**YOUR GOAL:** The full data must be written out exactly, with every line included.

**MATERIAL SUPPLIED:**

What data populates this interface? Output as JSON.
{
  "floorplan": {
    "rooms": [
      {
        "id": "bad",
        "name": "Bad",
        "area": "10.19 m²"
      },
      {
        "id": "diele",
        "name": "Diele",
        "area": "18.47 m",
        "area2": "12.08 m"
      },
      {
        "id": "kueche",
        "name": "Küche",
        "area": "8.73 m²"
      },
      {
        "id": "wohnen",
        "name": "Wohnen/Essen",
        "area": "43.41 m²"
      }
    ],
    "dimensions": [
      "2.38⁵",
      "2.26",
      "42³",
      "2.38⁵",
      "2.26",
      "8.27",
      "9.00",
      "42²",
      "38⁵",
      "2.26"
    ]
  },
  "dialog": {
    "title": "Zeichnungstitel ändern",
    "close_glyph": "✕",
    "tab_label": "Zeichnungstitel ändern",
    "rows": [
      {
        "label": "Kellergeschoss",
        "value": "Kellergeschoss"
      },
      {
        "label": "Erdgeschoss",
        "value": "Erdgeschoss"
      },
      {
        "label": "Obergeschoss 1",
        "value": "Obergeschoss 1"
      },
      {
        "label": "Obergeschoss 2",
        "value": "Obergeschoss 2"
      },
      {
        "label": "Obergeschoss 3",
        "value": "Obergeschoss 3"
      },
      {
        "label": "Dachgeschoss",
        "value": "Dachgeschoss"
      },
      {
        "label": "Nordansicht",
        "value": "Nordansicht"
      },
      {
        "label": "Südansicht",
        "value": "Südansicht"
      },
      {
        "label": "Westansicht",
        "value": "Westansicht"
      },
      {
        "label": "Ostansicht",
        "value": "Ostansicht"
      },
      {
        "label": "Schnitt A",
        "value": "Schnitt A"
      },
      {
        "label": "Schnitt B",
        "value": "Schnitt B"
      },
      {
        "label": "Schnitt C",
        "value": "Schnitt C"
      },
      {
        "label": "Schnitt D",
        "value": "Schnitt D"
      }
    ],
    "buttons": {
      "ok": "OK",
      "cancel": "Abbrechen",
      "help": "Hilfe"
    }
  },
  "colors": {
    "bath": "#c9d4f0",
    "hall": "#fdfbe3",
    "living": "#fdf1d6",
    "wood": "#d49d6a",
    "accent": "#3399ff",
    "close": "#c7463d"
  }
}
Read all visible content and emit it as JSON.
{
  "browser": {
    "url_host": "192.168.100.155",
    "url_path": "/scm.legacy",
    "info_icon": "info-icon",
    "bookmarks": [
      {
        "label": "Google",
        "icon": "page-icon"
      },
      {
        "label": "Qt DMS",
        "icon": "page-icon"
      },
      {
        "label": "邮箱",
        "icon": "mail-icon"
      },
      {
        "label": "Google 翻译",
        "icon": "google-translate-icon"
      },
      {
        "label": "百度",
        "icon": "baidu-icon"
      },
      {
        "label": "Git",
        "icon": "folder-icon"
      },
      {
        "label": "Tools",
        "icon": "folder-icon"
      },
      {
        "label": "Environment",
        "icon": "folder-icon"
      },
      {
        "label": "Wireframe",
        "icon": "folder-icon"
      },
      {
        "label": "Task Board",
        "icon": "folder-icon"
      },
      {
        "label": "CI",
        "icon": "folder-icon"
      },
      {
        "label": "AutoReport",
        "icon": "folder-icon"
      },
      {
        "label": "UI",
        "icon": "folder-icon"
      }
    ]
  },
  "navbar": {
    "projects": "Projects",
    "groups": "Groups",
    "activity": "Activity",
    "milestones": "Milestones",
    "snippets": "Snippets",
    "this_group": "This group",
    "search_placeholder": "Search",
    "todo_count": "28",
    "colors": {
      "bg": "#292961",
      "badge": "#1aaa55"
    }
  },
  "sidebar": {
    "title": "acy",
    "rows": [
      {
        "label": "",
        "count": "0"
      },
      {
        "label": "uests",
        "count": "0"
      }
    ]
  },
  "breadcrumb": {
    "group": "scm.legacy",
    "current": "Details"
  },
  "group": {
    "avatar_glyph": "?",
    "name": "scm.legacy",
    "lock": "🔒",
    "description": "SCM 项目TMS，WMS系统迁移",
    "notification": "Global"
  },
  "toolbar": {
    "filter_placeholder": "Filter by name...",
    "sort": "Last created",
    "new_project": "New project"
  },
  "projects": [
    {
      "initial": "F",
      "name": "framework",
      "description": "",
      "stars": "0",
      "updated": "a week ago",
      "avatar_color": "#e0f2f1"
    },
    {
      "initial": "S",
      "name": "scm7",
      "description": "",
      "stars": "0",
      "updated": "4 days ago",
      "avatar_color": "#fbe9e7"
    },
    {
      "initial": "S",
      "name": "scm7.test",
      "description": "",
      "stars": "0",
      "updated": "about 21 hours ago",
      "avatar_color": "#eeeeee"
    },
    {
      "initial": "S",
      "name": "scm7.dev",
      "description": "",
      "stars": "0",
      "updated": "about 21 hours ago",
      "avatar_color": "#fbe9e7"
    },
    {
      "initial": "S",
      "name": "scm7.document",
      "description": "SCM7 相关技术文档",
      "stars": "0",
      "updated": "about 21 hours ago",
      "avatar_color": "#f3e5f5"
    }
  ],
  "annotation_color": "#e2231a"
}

**ANSWER BOX:**
What data populates this interface? Output as JSON.
{
  "floorplan": {
    "rooms": [
      {
        "id": "bad",
        "name": "Bad",
        "area": "10.19 m²"
      },
      {
        "id": "diele",
        "name": "Diele",
        "area": "18.47 m",
        "area2": "12.08 m"
      },
      {
        "id": "kueche",
        "name": "Küche",
        "area": "8.73 m²"
      },
      {
        "id": "wohnen",
        "name": "Wohnen/Essen",
        "area": "43.41 m²"
      }
    ],
    "dimensions": [
      "2.38⁵",
      "2.26",
      "42³",
      "2.38⁵",
      "2.26",
      "8.27",
      "9.00",
      "42²",
      "38⁵",
      "2.26"
    ]
  },
  "dialog": {
    "title": "Zeichnungstitel ändern",
    "close_glyph": "✕",
    "tab_label": "Zeichnungstitel ändern",
    "rows": [
      {
        "label": "Kellergeschoss",
        "value": "Kellergeschoss"
      },
      {
        "label": "Erdgeschoss",
        "value": "Erdgeschoss"
      },
      {
        "label": "Obergeschoss 1",
        "value": "Obergeschoss 1"
      },
      {
        "label": "Obergeschoss 2",
        "value": "Obergeschoss 2"
      },
      {
        "label": "Obergeschoss 3",
        "value": "Obergeschoss 3"
      },
      {
        "label": "Dachgeschoss",
        "value": "Dachgeschoss"
      },
      {
        "label": "Nordansicht",
        "value": "Nordansicht"
      },
      {
        "label": "Südansicht",
        "value": "Südansicht"
      },
      {
        "label": "Westansicht",
        "value": "Westansicht"
      },
      {
        "label": "Ostansicht",
        "value": "Ostansicht"
      },
      {
        "label": "Schnitt A",
        "value": "Schnitt A"
      },
      {
        "label": "Schnitt B",
        "value": "Schnitt B"
      },
      {
        "label": "Schnitt C",
        "value": "Schnitt C"
      },
      {
        "label": "Schnitt D",
        "value": "Schnitt D"
      }
    ],
    "buttons": {
      "ok": "OK",
      "cancel": "Abbrechen",
      "help": "Hilfe"
    }
  },
  "colors": {
    "bath": "#c9d4f0",
    "hall": "#fdfbe3",
    "living": "#fdf1d6",
    "wood": "#d49d6a",
    "accent": "#3399ff",
    "close": "#c7463d"
  }
}
Read all visible content and emit it as JSON.
{
  "browser": {
    "url_host": "192.168.100.155",
    "url_path": "/scm.legacy",
    "info_icon": "info-icon",
    "bookmarks": [
      {
        "label": "Google",
        "icon": "page-icon"
      },
      {
        "label": "Qt DMS",
        "icon": "page-icon"
      },
      {
        "label": "邮箱",
        "icon": "mail-icon"
      },
      {
        "label": "Google 翻译",
        "icon": "google-translate-icon"
      },
      {
        "label": "百度",
        "icon": "baidu-icon"
      },
      {
        "label": "Git",
        "icon": "folder-icon"
      },
      {
        "label": "Tools",
        "icon": "folder-icon"
      },
      {
        "label": "Environment",
        "icon": "folder-icon"
      },
      {
        "label": "Wireframe",
        "icon": "folder-icon"
      },
      {
        "label": "Task Board",
        "icon": "folder-icon"
      },
      {
        "label": "CI",
        "icon": "folder-icon"
      },
      {
        "label": "AutoReport",
        "icon": "folder-icon"
      },
      {
        "label": "UI",
        "icon": "folder-icon"
      }
    ]
  },
  "navbar": {
    "projects": "Projects",
    "groups": "Groups",
    "activity": "Activity",
    "milestones": "Milestones",
    "snippets": "Snippets",
    "this_group": "This group",
    "search_placeholder": "Search",
    "todo_count": "28",
    "colors": {
      "bg": "#292961",
      "badge": "#1aaa55"
    }
  },
  "sidebar": {
    "title": "acy",
    "rows": [
      {
        "label": "",
        "count": "0"
      },
      {
        "label": "uests",
        "count": "0"
      }
    ]
  },
  "breadcrumb": {
    "group": "scm.legacy",
    "current": "Details"
  },
  "group": {
    "avatar_glyph": "?",
    "name": "scm.legacy",
    "lock": "🔒",
    "description": "SCM 项目TMS，WMS系统迁移",
    "notification": "Global"
  },
  "toolbar": {
    "filter_placeholder": "Filter by name...",
    "sort": "Last created",
    "new_project": "New project"
  },
  "projects": [
    {
      "initial": "F",
      "name": "framework",
      "description": "",
      "stars": "0",
      "updated": "a week ago",
      "avatar_color": "#e0f2f1"
    },
    {
      "initial": "S",
      "name": "scm7",
      "description": "",
      "stars": "0",
      "updated": "4 days ago",
      "avatar_color": "#fbe9e7"
    },
    {
      "initial": "S",
      "name": "scm7.test",
      "description": "",
      "stars": "0",
      "updated": "about 21 hours ago",
      "avatar_color": "#eeeeee"
    },
    {
      "initial": "S",
      "name": "scm7.dev",
      "description": "",
      "stars": "0",
      "updated": "about 21 hours ago",
      "avatar_color": "#fbe9e7"
    },
    {
      "initial": "S",
      "name": "scm7.document",
      "description": "SCM7 相关技术文档",
      "stars": "0",
      "updated": "about 21 hours ago",
      "avatar_color": "#f3e5f5"
    }
  ],
  "annotation_color": "#e2231a"
}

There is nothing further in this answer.